November 30, 2021
Today is Giving Tuesday, the annual global movement that transfers an enormous amount of money, attention, advocacy, and goodwill toward causes big and small. It falls on the Tuesday after the U.S. Thanksgiving, smack dab in the middle of all sorts of end-of-year holidays and gatherings.
While it’s clearly a money mover—Some $503 million were donated online in 2020, nearly reaching the $511 raised the year before the pandemic—it’s also an attention-getter. According to the organization’s impact report, the movement spurred social media conversations in 145 countries and generated more than three billion impressions on Twitter.
Launched in 2012, it was the brainchild of Henry Timms, then the CEO of The 92nd Street Y, currently the CEO of Lincoln Center, along with Jeremy Heimans, the CEO of Purpose. Both had been thinking about “Black Friday and Cyber Monday, these two bacchanals of consumerism,” Timms tells Daniel Pink on the New Ideas podcast. “Could you reverse the trend? Rather than these two national celebrations of consumption, could you create something about philanthropy and compassion?”
But Timms credits the movements success with the way it was designed—decentralized, transparent, trusting, connecting.
“We designed Giving Tuesday in a ‘new power’ way,” says Timms, a radical shift from top-down, command-and-control, consolidated “old power” tactics. He started by removing his own organization from the mix. “We let the brand be free, and we encouraged people not to do things the same way like a franchise, but to take Giving Tuesday and turn it into whatever it needed to become.”
The movement became the central case study for Timms and Heimans fascinating book, New Power: How Power Works in Our Hyperconnected World—and How to Make It Work for You.

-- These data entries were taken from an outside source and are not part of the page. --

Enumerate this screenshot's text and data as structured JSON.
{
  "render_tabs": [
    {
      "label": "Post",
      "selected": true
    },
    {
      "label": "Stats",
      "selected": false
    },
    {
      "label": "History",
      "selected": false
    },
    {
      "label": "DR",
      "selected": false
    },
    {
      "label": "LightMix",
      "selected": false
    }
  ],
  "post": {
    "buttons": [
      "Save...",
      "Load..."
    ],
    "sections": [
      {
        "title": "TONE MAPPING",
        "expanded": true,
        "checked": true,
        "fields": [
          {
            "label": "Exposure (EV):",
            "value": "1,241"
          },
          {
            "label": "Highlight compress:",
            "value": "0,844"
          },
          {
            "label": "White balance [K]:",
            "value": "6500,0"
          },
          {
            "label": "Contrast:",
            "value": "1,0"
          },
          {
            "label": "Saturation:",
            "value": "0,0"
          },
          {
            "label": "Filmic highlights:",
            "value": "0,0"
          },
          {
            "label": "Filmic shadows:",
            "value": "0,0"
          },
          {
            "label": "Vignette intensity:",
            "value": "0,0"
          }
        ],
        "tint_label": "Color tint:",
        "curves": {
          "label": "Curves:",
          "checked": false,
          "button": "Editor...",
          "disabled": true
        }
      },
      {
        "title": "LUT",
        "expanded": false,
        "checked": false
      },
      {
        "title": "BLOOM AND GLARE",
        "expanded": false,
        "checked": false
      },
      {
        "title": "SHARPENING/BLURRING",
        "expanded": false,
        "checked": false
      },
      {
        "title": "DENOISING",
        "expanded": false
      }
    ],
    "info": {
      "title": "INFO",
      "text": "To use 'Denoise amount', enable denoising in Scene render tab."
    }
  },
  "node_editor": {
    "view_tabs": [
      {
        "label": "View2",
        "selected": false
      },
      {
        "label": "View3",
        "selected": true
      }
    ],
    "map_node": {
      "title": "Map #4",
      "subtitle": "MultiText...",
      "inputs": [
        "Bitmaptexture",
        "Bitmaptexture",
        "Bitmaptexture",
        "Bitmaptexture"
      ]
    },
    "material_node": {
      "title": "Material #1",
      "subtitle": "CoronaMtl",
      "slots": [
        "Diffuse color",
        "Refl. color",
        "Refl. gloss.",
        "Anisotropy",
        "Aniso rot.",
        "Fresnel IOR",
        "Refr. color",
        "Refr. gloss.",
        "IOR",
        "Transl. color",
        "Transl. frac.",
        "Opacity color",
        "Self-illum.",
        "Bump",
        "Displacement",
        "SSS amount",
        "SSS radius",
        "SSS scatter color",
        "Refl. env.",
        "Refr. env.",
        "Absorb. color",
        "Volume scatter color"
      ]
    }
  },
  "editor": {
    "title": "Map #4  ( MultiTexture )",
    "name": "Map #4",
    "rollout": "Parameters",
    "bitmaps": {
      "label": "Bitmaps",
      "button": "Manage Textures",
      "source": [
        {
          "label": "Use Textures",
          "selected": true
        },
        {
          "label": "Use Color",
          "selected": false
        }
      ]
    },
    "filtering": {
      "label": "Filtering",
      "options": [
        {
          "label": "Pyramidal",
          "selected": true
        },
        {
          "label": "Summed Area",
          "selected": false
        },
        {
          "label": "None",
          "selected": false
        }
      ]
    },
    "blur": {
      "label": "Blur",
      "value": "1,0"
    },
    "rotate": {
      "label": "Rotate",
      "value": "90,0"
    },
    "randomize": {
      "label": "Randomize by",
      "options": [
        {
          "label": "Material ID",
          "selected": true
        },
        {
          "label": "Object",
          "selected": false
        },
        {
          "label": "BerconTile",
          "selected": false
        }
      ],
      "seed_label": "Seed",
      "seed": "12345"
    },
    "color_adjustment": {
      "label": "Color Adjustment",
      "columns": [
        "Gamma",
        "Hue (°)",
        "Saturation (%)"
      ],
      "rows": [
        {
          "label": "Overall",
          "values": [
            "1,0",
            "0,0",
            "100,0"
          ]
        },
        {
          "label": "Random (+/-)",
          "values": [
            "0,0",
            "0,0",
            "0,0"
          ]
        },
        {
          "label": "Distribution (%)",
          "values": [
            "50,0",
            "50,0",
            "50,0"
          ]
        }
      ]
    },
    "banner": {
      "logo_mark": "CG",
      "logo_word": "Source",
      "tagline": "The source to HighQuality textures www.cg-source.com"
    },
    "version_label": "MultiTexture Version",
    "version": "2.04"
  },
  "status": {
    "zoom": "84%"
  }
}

But “whatever it needed to become” has also created some critiques. The first, most obvious one is overkill; Giving Tuesday triggers a tsunami of solicitations every year. Also: Low ROI for orgs who scramble to access a piece of the Giving Tuesday pie, a dip in other forms of giving, and an undue burden on “scrappy startups” to compete with the well-funded noise generated by richer non-profits.
But the real elephant in the room is traditional philanthropy itself, now facing some long overdue questions about how it functions and how foundations, corporations, and high-net worth individuals stack the deck to maintain power at the expense of true impact. Few have hit harder than Anand Giridharadas, starting with his 2018 book Winners Take All: The Elite Charade of Changing the World.
He says the impulse of Giving Tuesday is a lovely thing, an opportunity to share, support, be kind. “But when we talk about philanthropy, we’re really not talking about that,” he tells Business Insider. “We’re talking about the biggest corporations and the wealthiest individuals engaging in giving at a scale that is quasi-governmental, in ways that often seek to erase and obscure their role in causing many of the social problems that they laterally become interested in solving, and that deepen their hold over power in the society, when what the society most urgently needs is for them to have less of it.”
Is Giving Tuesday in a position to new power the planet out of that moral quagmire? Let’s hope so.
Last August, the Giving Tuesday organization held their first global summit, giving community leaders from around the world a chance to learn, share tactics, but also dig deeper into the new power themes: movement building, race, and equity. Perhaps an attempt to guide the movement back towards its roots?
And there are powerful voices—and new power philanthropy experts—joining the conversation in fascinating ways. My personal favorite is Alix Lebec, an expert in market-based solutions to extreme poverty, who has created a platform for others to address the issues with philanthropy and impact investing directly. Her “Women We’ve Been Waiting For” video series will introduce you to the investors, experts, and others players in the giving space who are challenging the status quo and sharing power in words and deed. Start here.
But at the end of the day, it all comes down to leadership, right?
I’ll give Henry Timms the last word, as he gave it to the Fortune Connect community when he visited last January. “The big thing for anyone who wants to create change, CEO or otherwise, is how you unleash the agency of others.” Don’t look to anoint the next superstar, it’s time to become a superconductor—of others. “How is it that you actually make people more powerful? Which is a very different way of thinking about how you run institutions.”
This edition of raceAhead was edited by Wandy Felicita Ortiz.